On the impact of the 1949 Kathy Fiscus telecast:
The whole city was literally captivated by that very dramatic rescue attempt. All the churches had prayers for Kathy the next day. The whole city was just thoroughly involved. When the word came out that she was dead, it was just like a tremendous personal blow to each and every person. Here was everyone’s little girl, and we just lost her. The city felt that. To this day, I will meet a half a dozen people who say, “I remember the Kathy Fiscus telecast.” It just made that type of an impact on people. The thing is, Bill Welsh and I had no idea that it was making that kind of an impact. We didn’t know. It was the next day when the phones started to ring, and the reaction started coming in that we realized that we had really been through something that we had no idea we were doing. But the interesting thing is that it changed my personal life, as well as my business life. Because after that, I wasn’t just a guy on television. I was a news reporter.
On covering JFK’s assassination:
On breaking the Rodney King story:
George Holliday, who shot the tape, had brought it to the station. He realized that KTLA did a lot of breaking news stories and he felt that we might be interested in what he had. My news director said, “We’d like you to take a look at this and see what we can do tonight for it.” I went into a viewer and I played it back. I was just dumbfounded. I couldn’t believe what I was seeing. Everybody came over and clustered around me, and they were just as startled as I was. I said, “Well, we have to get the police side of this. We can’t run it without letting them know.” Everybody agreed. We made arrangements for me to take it down and to show them the tape. We showed the tape. And they were surprised. But of course, with those wonderful stoic faces, they don’t show their true emotion. They said they would see what they could do and they appreciated our showing it. I said, “Well, we’re gonna run it on air tonight.

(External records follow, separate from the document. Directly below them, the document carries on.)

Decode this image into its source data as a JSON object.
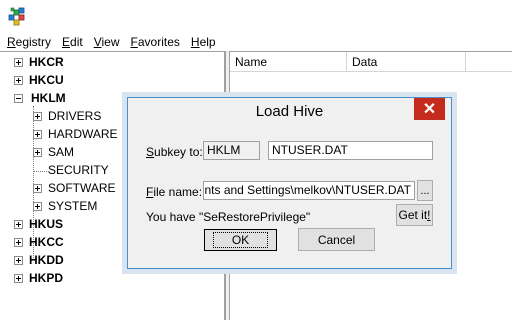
{
  "app": {
    "icon": "regedit-icon"
  },
  "menu": [
    {
      "key": "R",
      "rest": "egistry"
    },
    {
      "key": "E",
      "rest": "dit"
    },
    {
      "key": "V",
      "rest": "iew"
    },
    {
      "key": "F",
      "rest": "avorites"
    },
    {
      "key": "H",
      "rest": "elp"
    }
  ],
  "tree": {
    "hives": [
      "HKCR",
      "HKCU",
      "HKLM",
      "HKUS",
      "HKCC",
      "HKDD",
      "HKPD"
    ],
    "hklm_children": [
      "DRIVERS",
      "HARDWARE",
      "SAM",
      "SECURITY",
      "SOFTWARE",
      "SYSTEM"
    ]
  },
  "list": {
    "columns": [
      "Name",
      "Data"
    ]
  },
  "dialog": {
    "title": "Load Hive",
    "close_glyph": "✕",
    "subkey_label_key": "S",
    "subkey_label_rest": "ubkey to:",
    "subkey_root": "HKLM",
    "subkey_name": "NTUSER.DAT",
    "file_label_key": "F",
    "file_label_rest": "ile name:",
    "file_path": "C:\\Documents and Settings\\melkov\\NTUSER.DAT",
    "browse_label": "...",
    "privilege_text": "You have \"SeRestorePrivilege\"",
    "getit_pre": "Get it",
    "getit_post": "!",
    "ok_label": "OK",
    "cancel_label": "Cancel"
  }
}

Ten o’clock. Just wanted to let you know what was gonna happen.” Just before air time, I got a call from Chief Bob Vernon, who was acting chief at the time. He said he wanted to let us know that, “the detectives are out there in the rain, talking to witnesses, and we’re gonna get to the bottom of this. Let the chips fall where they may.” That was the set up for the story.

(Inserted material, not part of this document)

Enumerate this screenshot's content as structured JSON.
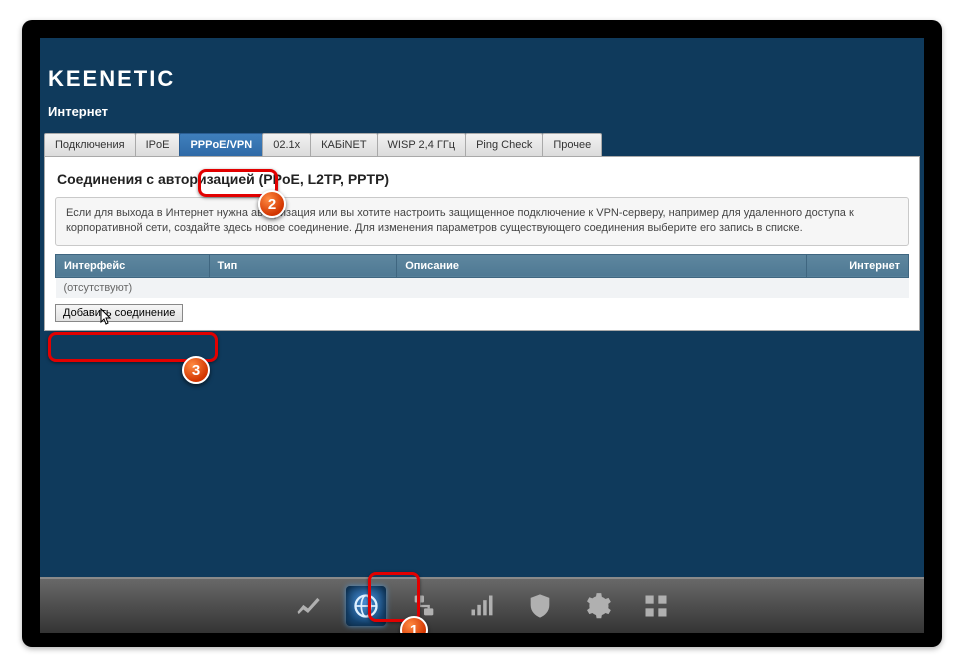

On how he’d like to be remembered:
I think someone who cares. Someone who has been a part of what’s happened here in the last half century. An observer. One who’s been in awe of what has happened. One who looks at what is today and you wonder, “How did this ever happen?” for good or for bad. Someone who likes people. I think that’s the most exciting thing, because people make the world interesting and delightful. You get these wonderful encounters. Someone who’s been very lucky. Had a wonderful life with a beautiful family. Seen eleven children grow and be proud for all of them. I think the fact that just this last month my youngest boy just graduated from medical school at USC and he’s an internist. That gives you some feelings that you did something right and that it’s permeated throughout the whole family. So I’d like to be thought of someone who tries and enjoys while he’s doing it. And looks forward for another tomorrow that will be just as bright and happy.

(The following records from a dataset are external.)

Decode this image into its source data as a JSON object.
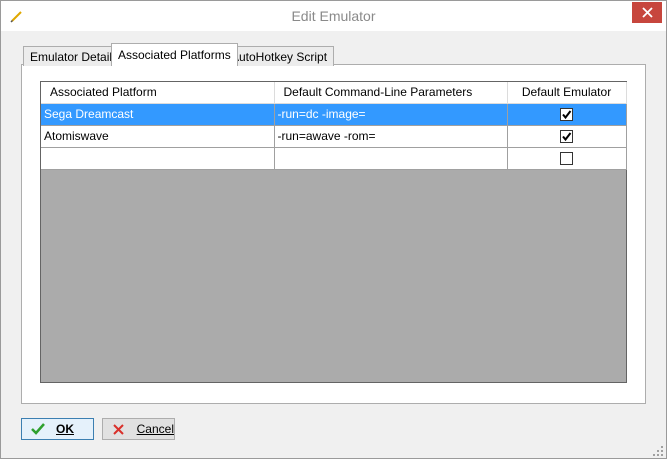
{
  "window": {
    "title": "Edit Emulator"
  },
  "tabs": [
    {
      "label": "Emulator Details",
      "active": false
    },
    {
      "label": "Associated Platforms",
      "active": true
    },
    {
      "label": "AutoHotkey Script",
      "active": false
    }
  ],
  "grid": {
    "columns": [
      "Associated Platform",
      "Default Command-Line Parameters",
      "Default Emulator"
    ],
    "rows": [
      {
        "platform": "Sega Dreamcast",
        "params": "-run=dc -image=",
        "default": true,
        "selected": true
      },
      {
        "platform": "Atomiswave",
        "params": "-run=awave -rom=",
        "default": true,
        "selected": false
      },
      {
        "platform": "",
        "params": "",
        "default": false,
        "selected": false
      }
    ]
  },
  "buttons": {
    "ok": "OK",
    "cancel": "Cancel"
  },
  "colors": {
    "selection": "#3399ff",
    "close": "#c7463d",
    "grid_bg": "#ababab"
  }
}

Casey Kasem is best remembered as a radio personality and animation voice artist. But he also did television, including a KTLA show called Shebang! Produced by Dick Clark of American Bandstand, it was a music show like Shindig!, Hullabaloo, and Ready Steady Go!.